:: Exercise instructions ::
Copy each line from the entries that the word "title" appears in.

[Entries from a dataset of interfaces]
·····
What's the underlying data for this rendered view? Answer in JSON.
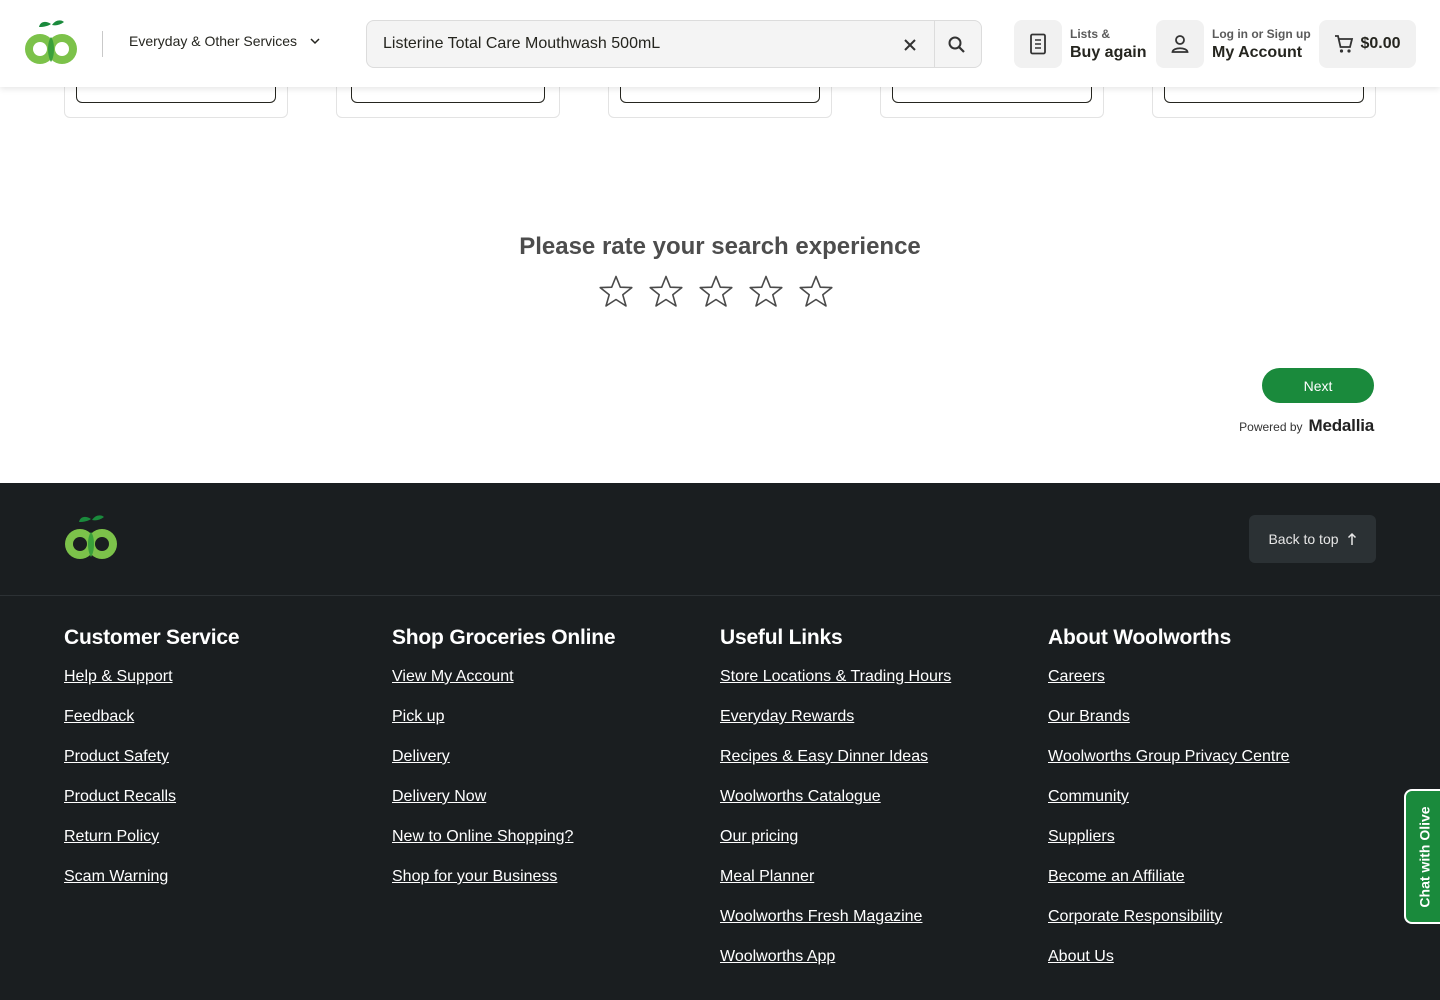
{
  "header": {
    "services_label": "Everyday & Other Services",
    "search_value": "Listerine Total Care Mouthwash 500mL",
    "lists_small": "Lists &",
    "lists_big": "Buy again",
    "account_small": "Log in or Sign up",
    "account_big": "My Account",
    "cart_total": "$0.00"
  },
  "survey": {
    "title": "Please rate your search experience",
    "star_count": 5,
    "next_label": "Next",
    "powered_by": "Powered by",
    "powered_brand": "Medallia"
  },
  "footer": {
    "back_to_top": "Back to top",
    "columns": [
      {
        "title": "Customer Service",
        "links": [
          "Help & Support",
          "Feedback",
          "Product Safety",
          "Product Recalls",
          "Return Policy",
          "Scam Warning"
        ]
      },
      {
        "title": "Shop Groceries Online",
        "links": [
          "View My Account",
          "Pick up",
          "Delivery",
          "Delivery Now",
          "New to Online Shopping?",
          "Shop for your Business"
        ]
      },
      {
        "title": "Useful Links",
        "links": [
          "Store Locations & Trading Hours",
          "Everyday Rewards",
          "Recipes & Easy Dinner Ideas",
          "Woolworths Catalogue",
          "Our pricing",
          "Meal Planner",
          "Woolworths Fresh Magazine",
          "Woolworths App"
        ]
      },
      {
        "title": "About Woolworths",
        "links": [
          "Careers",
          "Our Brands",
          "Woolworths Group Privacy Centre",
          "Community",
          "Suppliers",
          "Become an Affiliate",
          "Corporate Responsibility",
          "About Us"
        ]
      }
    ]
  },
  "chat_label": "Chat with Olive",
  "colors": {
    "brand_green": "#1a8a3c",
    "logo_light_green": "#7cc24a",
    "footer_bg": "#1a1e20"
  },
  "icons": [
    "woolworths-logo",
    "chevron-down-icon",
    "close-icon",
    "search-icon",
    "list-icon",
    "user-icon",
    "cart-icon",
    "star-outline-icon",
    "arrow-up-icon"
  ]
}
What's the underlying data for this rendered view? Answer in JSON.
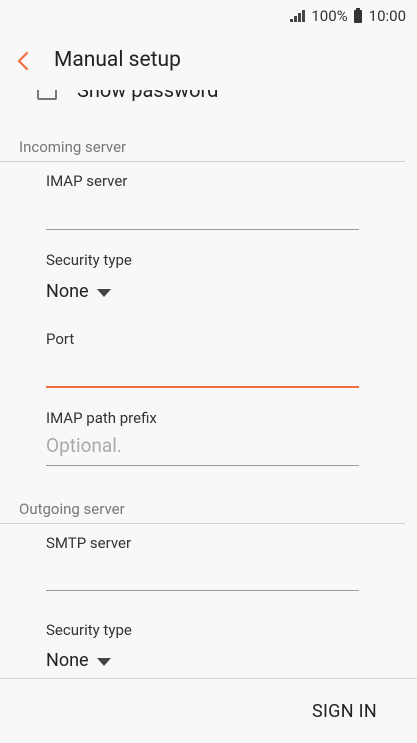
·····
:: Solution below ::
    "title": "Please rate your search experience",
        "title": "Customer Service",
        "title": "Shop Groceries Online",
        "title": "Useful Links",
        "title": "About Woolworths",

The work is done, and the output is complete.